Celebrating black lesbian love and relationships!

Author: Zamara Perri

News & Opinion

How Black Lesbian Invisibility Inspired this Blog

Playing House

Image One of the things I’d like to do on this blog is not only share my personal experiences of trying to find and keep a loving, healthy, black, woman-centered relationship, but also share and dissect some of the ideas that have made a profound impact on my life. One of the concepts that I think about often is the idea of the nuclear family. All my life, mass media has told me that the ingredients for building a happy, healthy family involved a woman, a man, a church, a mortgage, a minivan and children. Oh and this perfect family model was generally white. This model was certainly prevalent in my neck of the woods in suburban Maryland. On my mother’s side of the family, everybody had done what they were supposed to do: get married and produced the requisite heirs to their middle-class fortunes (i.e. 401ks). On my dad’s side, people didn’t get married. They shacked up for like 20 years while the man had multiple children with multiple women. Some would call the primary relationships common-law marriages. I just called it my norm.

U-hauls or How Lesbians Created a Cottage Industry
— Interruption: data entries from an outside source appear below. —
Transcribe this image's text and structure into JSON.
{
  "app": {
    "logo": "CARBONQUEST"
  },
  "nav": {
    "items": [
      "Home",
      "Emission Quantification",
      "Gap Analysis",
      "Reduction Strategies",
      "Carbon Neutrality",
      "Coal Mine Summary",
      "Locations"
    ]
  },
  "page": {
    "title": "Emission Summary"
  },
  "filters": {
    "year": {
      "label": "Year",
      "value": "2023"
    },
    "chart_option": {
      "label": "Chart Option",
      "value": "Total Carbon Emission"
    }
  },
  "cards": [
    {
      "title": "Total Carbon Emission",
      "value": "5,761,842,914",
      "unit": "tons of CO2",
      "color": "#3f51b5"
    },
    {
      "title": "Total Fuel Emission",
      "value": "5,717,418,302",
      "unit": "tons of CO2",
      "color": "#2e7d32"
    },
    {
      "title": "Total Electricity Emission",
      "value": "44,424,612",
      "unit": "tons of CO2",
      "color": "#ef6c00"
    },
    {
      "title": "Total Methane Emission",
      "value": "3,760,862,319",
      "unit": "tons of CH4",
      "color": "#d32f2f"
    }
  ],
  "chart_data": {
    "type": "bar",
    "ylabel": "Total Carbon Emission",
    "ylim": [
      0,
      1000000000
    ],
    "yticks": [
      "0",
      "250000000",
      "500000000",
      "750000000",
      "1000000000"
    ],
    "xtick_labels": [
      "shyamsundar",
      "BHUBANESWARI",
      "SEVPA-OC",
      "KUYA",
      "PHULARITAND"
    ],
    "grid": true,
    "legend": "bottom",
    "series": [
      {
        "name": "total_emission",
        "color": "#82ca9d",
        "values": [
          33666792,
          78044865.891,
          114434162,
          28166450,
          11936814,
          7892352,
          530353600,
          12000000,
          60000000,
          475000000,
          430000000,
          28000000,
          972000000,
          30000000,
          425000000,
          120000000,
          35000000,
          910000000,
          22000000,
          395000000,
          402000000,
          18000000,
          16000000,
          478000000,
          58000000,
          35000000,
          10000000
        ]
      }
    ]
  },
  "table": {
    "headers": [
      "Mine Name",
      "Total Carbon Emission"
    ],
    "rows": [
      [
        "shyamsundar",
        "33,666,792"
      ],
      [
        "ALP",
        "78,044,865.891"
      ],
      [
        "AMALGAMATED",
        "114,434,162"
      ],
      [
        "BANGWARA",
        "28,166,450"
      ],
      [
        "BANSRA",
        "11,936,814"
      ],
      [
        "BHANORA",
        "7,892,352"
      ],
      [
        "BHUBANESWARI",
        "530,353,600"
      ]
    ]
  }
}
Until the marriage equality movement started sweeping the nation, queers like us couldn’t legally marry. Some had ceremonial commitments or civil unions. Desperate to create some semblance of familial commitment, others of us partook in the lesbian u-haul syndrome. We all joke about it but many of us have experienced it in one way or another. The scenario goes a little something like this: two lesbians meet, have an instant connection, immediately get booed up, start spending every free moment together and within months, if not days, they have moved in together. I talked to a friend about this the other day and in her last relationship, her girl just moved in on the sneak tip. They didn’t talk about it or plan it. The girl lived with her mother and when they spent time together at my friend’s house, it just didn’t make sense to go home and then come right over again the next day.